A re-interpretation of the power and function of late medieval English convocation
From the thirteenth century onwards, two political bodies began meeting to debate royal requests for taxation: Parliament and Convocation, the assemblies of the lower and upper clergy. Just as Parliament’s responsibilities grew over time to include various temporal matters of the state, Convocation’s business broadened to include the spiritual responsibilities of provincial synods. Although Convocation’s role expanded to encompass doctrinal debates, heresy trials, and the airing of grievances, historians have largely dismissed Convocation as a tool of the English Crown—which needed Convocation to assent to taxation for its wars—or they have examined it only through the lens of the Reformation, when Henry VIII used Convocation to subjugate the English clergy to his authority alone. This study provides the first systematic analysis of the role that Convocation played in late medieval religion and politics by examining Convocation's representative ecclesiastical government and considering its wider influence in spiritual and temporal policy-making from the thirteenth to sixteenth centuries. This analysis is facilitated by three Microsoft Access databases: one (“Convocation”) records the multiple issues discussed at each of the 256 Convocations in this period; the second database (“Convocation Clergy”) permits a prosopographical study or a collective biography of the 2,196 representatives of Convocation from the fourteenth to sixteenth centuries; and the third database (“Writs”) contains information about the 151 surviving mandates for Convocation. By incorporating analysis made possible by these databases, this study aims to reveal the true and intricate nature of medieval Convocation. Ultimately, the goal is not to provide a single, authoritative definition of Convocation, but rather to reveal Convocation’s place in medieval England and in the medieval Church.^
European history|History|Medieval history

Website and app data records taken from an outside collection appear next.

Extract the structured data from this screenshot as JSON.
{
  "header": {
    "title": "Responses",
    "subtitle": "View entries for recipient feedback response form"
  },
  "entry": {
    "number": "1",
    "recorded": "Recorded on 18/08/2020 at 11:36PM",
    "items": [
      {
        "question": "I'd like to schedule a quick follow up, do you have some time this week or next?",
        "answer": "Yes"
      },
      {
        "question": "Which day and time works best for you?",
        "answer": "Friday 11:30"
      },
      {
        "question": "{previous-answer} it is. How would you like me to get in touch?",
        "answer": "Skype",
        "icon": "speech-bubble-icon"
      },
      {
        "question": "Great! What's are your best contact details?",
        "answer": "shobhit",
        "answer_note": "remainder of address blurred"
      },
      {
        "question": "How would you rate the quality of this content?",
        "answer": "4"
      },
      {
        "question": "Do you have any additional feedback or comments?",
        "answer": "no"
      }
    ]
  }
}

Keohane-Burbridge, Elizabeth, "A re-interpretation of the power and function of late medieval English convocation" (2016). ETD Collection for Fordham University. AAI10192833.